|Spanish translation published as “¿Quién enterró la revolución? El funeral de Juan Velasco Alvarado,” Instituto de Estudios Peruanos, 2018.|
|2011||“Esterilizaciones masivas y esfera pública en el Perú, 1994-1998” in Claudia Rosas Lauro (ed.). “Nosotros también somos peruanos”. La marginación en el Perú, siglos XVI a XXI. Lima: Pontificia Universidad Católica del Perú, 2011: 327-354.|
|2021||Ana Molina Campodónico, Ana Varela Tafur y Jorge Lossio Chávez. El río deja de ser. Introducción al estudio de la historia y la cultura contemporánea de la Amazonía peruana. Lima: Pontificia Universidad Católica del Perú, Instituto Riva Agüero. Historia Agraria De América Latina, 2(01), 209-212.|
|2020||Fernando Santo-Granero, Slavery and Utopia. The Wars & Dreams of an Amazonian World Transformer. Austin: University of Texas Press, 2018. Forthcoming by Canadian Journal of Latin American and Caribbean Studies, 46 (1), 157-159.|
|2018||Manuel Llamojha Mitma and Jaymie Patricia Heilman. Now Peru is Mine. The Life and Times of a Campesino Activist. Durham and London: Duke University Press, 2016. European Review of Latin American and Caribbean Studies, 106, July-December.|
|2018||Asensio, Raúl, H. El apóstol de los Andes: El culto a Túpac Amaru en Cusco durante la revolución velasquista (1968–1975). Lima: Instituto de Estudios Peruanos, 2017. Hispanic American Historical Review, 98:4, 751-753.|
|2016||Aguirre, Carlos and Javier Villa-Flores (eds.), From the Ashes of History: Loss and Recovery of Archives and Libraries in Modern Latin America. Raleigh, NC: Editorial A Contracorriente, 2015, pp. 342. In Journal of Latin American Studies, 48:4, 851-853.|
|2016||Roller, Heather. Amazonian Routes. Indigenous Mobility and Colonial Communities in Northern Brazil. Stanford, CA: Stanford University Press, 2014, pp. xv + 342 in Journal of Latin American Studies, 48:2, 396-398.|
|2015||Necochea, Raúl. A History of Family Planning in Twentieth-Century Peru. Chapel Hill, NC: The University of North Carolina Press, 2014, 248 pp., in Global Public Health. An International Journal for Research, Policy and Practice, 10:9, 1134-1135.|
|2015||Jouve Martín, José R. The Black Doctors of Colonial Lima: Science, Race,and Writing in Colonial and Early Republican Peru. Montreal, Kingston, London and Ithaca: McGill-Queen’s University Press, 2014. 210 pp. In Apuntes.
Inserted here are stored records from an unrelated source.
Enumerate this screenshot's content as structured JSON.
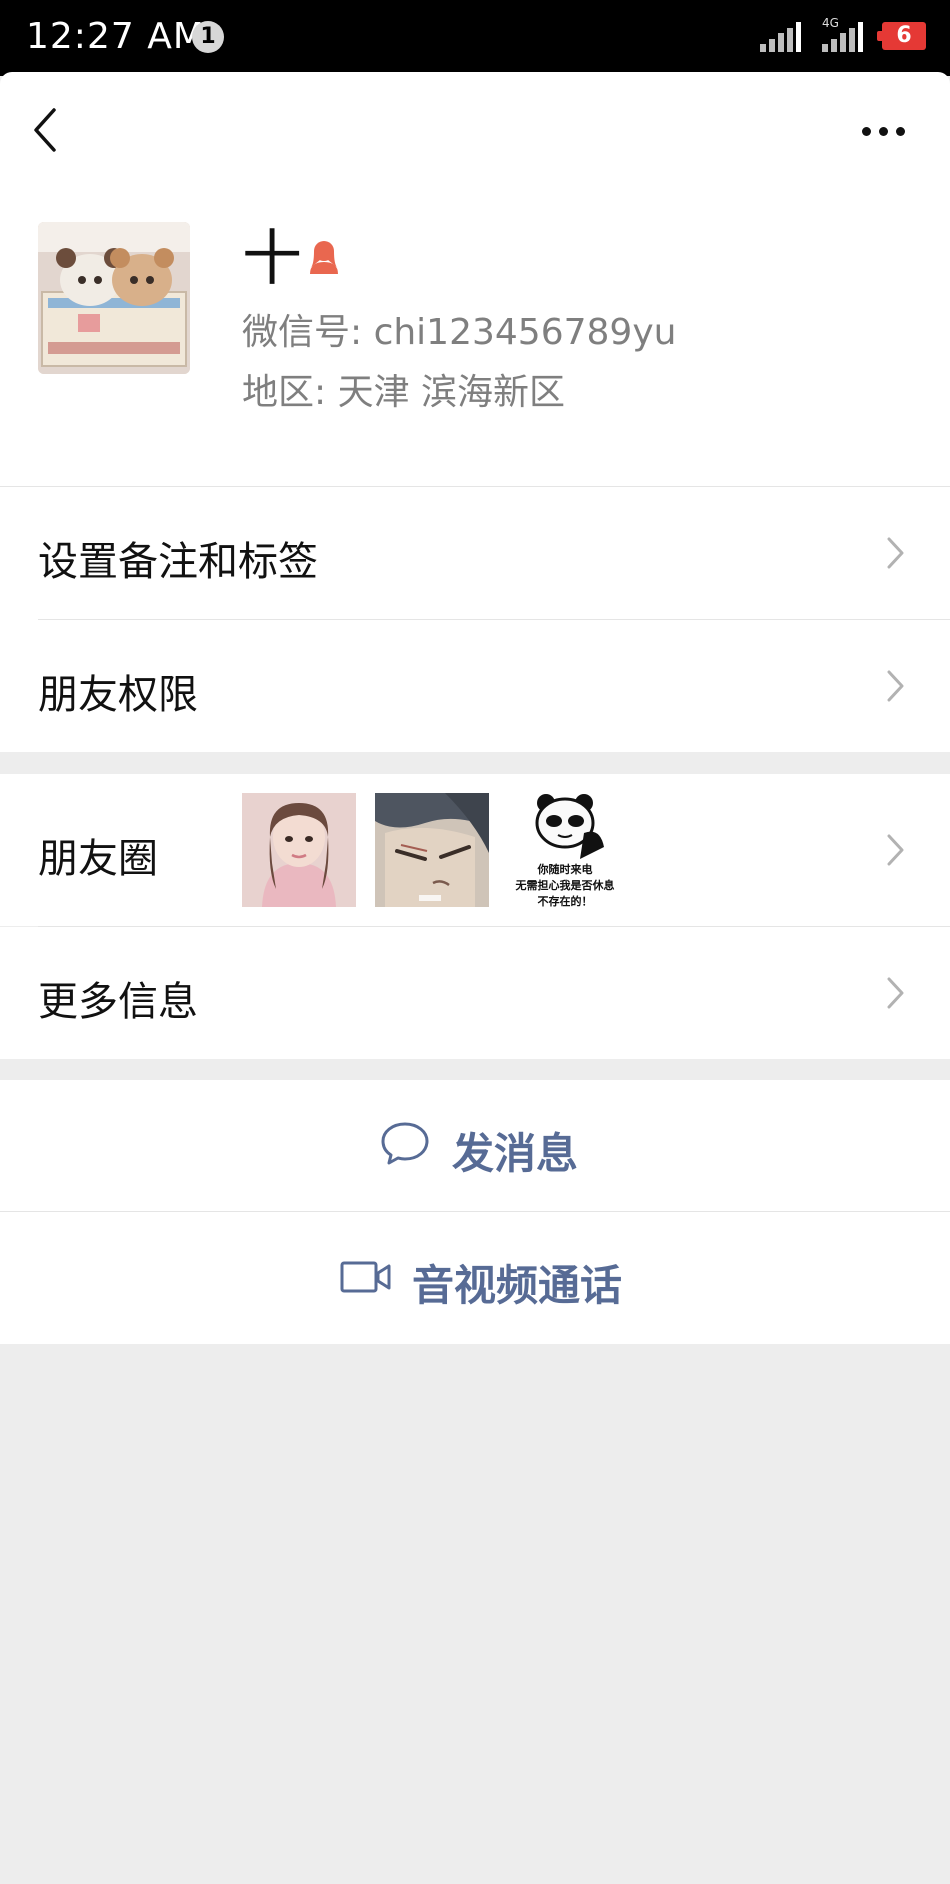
{
  "status_bar": {
    "time": "12:27 AM",
    "notification_count": "1",
    "network": "4G",
    "battery": "6"
  },
  "profile": {
    "nickname": "十",
    "wechat_id": "微信号: chi123456789yu",
    "region": "地区: 天津  滨海新区"
  },
  "menu": {
    "remark_tags": "设置备注和标签",
    "friend_permissions": "朋友权限",
    "moments": "朋友圈",
    "more_info": "更多信息"
  },
  "moments_thumbnails": [
    {
      "icon": "photo-girl"
    },
    {
      "icon": "photo-anime-man"
    },
    {
      "icon": "photo-panda-meme",
      "caption_lines": [
        "你随时来电",
        "无需担心我是否休息",
        "不存在的！"
      ]
    }
  ],
  "actions": {
    "send_message": "发消息",
    "video_call": "音视频通话"
  },
  "colors": {
    "accent_link": "#576b95",
    "gender_female": "#e9674f",
    "battery_low": "#e53935"
  }
}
Revista de Ciencias Sociales. 42:76,176-178, 2015.|
|2015||Varese, Stefano, Frédérique Apffel-Marglin y Roger Rumrrill (coordinadores). Selva Vida. De la Destrucción de la Amazonía al Paradigma de la Regeneración. Lima: IWGIA / PUMC-UNAM / Casa de las Américas, 2013, 278 pp. In Revista Andina, 53.|
|2011||Warren, Adam. Medicine and Politics in Colonial Peru: Population Growth and the Bourbon Reforms. Pittsburgh: University of Pittsburgh Press, 2010, 290 pp. In Histórica, 35:2, 158-161.|
|2008||Lamana, Gonzalo. Domination without Dominance: Inca-Spanish|
|Encounters in Early Colonial Peru. Durham and London: Duke University Press, 2008, 289 pp. In Histórica, 32: 2, 215-219.|
|2007||Titu Cusi Yupanqui. History of How the Spaniards Arrived in Peru: Dual-Language Edition. Translated, with an Introduction, by Catherine Julien. Indianapolisand Cambridge: Hackett Publishing Company Inc., 2006, xxxv + 180 pp., mapas. InHistórica, 31: 2,194-197.|